Meat and poulty producers will soon be required to keep products being tested for pathogens off the market until all samples have been cleared. This practice could prove extremely challenging for small processors who sell fresh meat the same day they receive it, according to industry representatives.

The USDA’s Food Safety Inspection Service (FSIS) announced in April that it would withhold its mark of inspection from a lot of product until samples from that batch had tested negative for adulterants.

As the comment period for this proposed rule drew to a close Monday, the North American Meat Processors Association (NAMP) expressed concern that small and very small companies may not be able to meet these requirements without support and training from FSIS.

While the “test and hold” process is already employed by 100 percent of large processors, as many as 17 percent  of companies in the “small” category and around 20 percent of “very small” producers do not currently hold meat pending testing.

Holding products allows companies to avoid having to issue a recall if a contaminant is found. Recalls can be expensive for producers. FSIS estimates that the average Class I recall (issued when pathogens are found on a product) costs companies and health officials a total of $3- to $5 million.

“Recalls can erode consumer confidence in the meat and poultry supply and can devastate a business,” NAMP acknowledges in its letter to FSIS. The test and hold method also has the obvious benefit of keeping consumers safe from eating potentially contaminated food.

FSIS estimates that this change in policy would save approximately $10,884 in costs from illnesses caused by E. coli O157:H7, Listeria and Salmonella and $2.1 million in averted deaths.

Small manufacturers don’t disregard those issues, but some lack the cooler or freezer capacity to keep entire lots of meat fresh while waiting to get samples back from the lab, NAMP points out. These types of companies often sell their product the same day it arrives at the processing facility, catering to buyers who want fresh meat and poultry.

That’s why NAMP recommends that smaller companies be given advance notice of an inspection so that they can prepare a separate lot they know won’t need to be sold that day.

“If they don’t have prior notice and the inspector comes and say ‘OK, we’re gonna take a sample right now,’ what they produced 2 hours before that came from the same raw material (but) is already out the door,” said Ann Wells, director of Scientific and Regulatory Affairs for NAMP, in an interview with Food Safety News.

Would that mean that meat set aside for inspectors had a different standard from the rest of the plant’s meat?

Not at all, says Wells. “We’re not saying that they should be able to change their suppliers or change their purchase specifications or do something differently,” she says.

Another problem the new policy poses for small producers is that testing often takes anywhere from 2 to 5 days. In that amount of time, fresh meat may have gone bad, or a company may not be able to fill an order from a customer.

“As you can imagine, this makes it hard for processors to plan their production schedules,” says Wells.

NAMP is asking that samples from small manufacturers be given special priority at the lab so that these companies can release tested product in a timely manner.

Finally, FSIS must work with small processors to help them understand the importance of test and hold, and assist them in developing strategies to make holding feasible, says NAMP.

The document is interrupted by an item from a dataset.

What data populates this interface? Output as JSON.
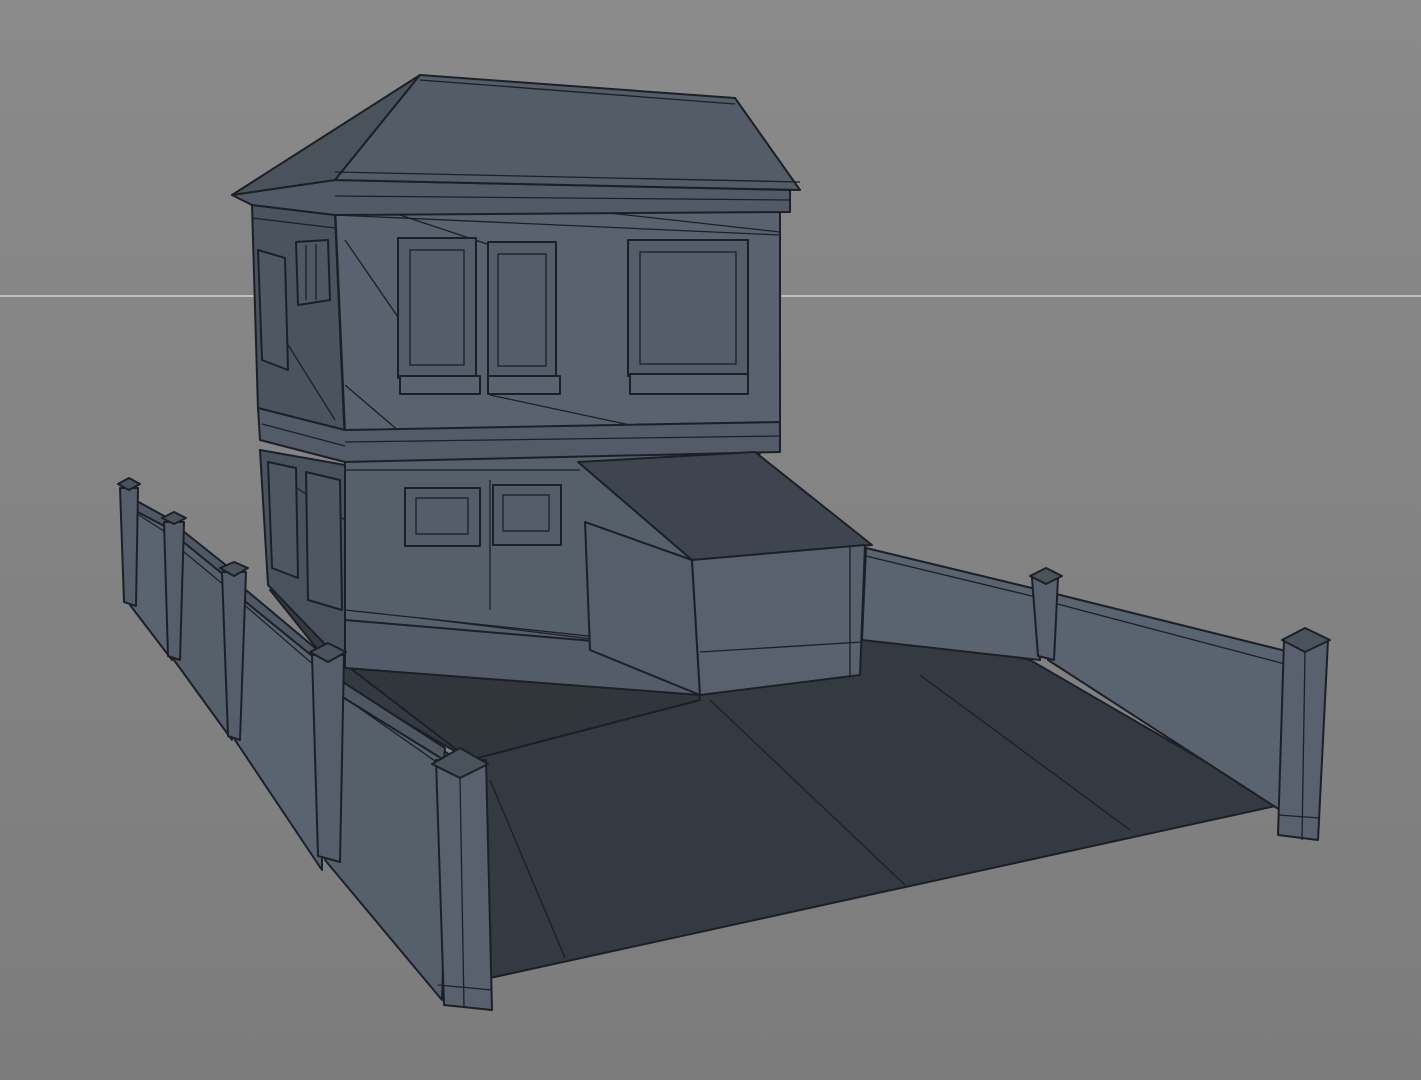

“They need to make sure with these small processors that they understand the process at the plant and what holding all that product means,” says Wells.

“The point of our comments is that whether it’s part of the guidelines or whether it’s part of the training that the inspectors get, that there’s some sort of recognition in the agency that this particular process is a little bit more unique than most of the other processes,” she says.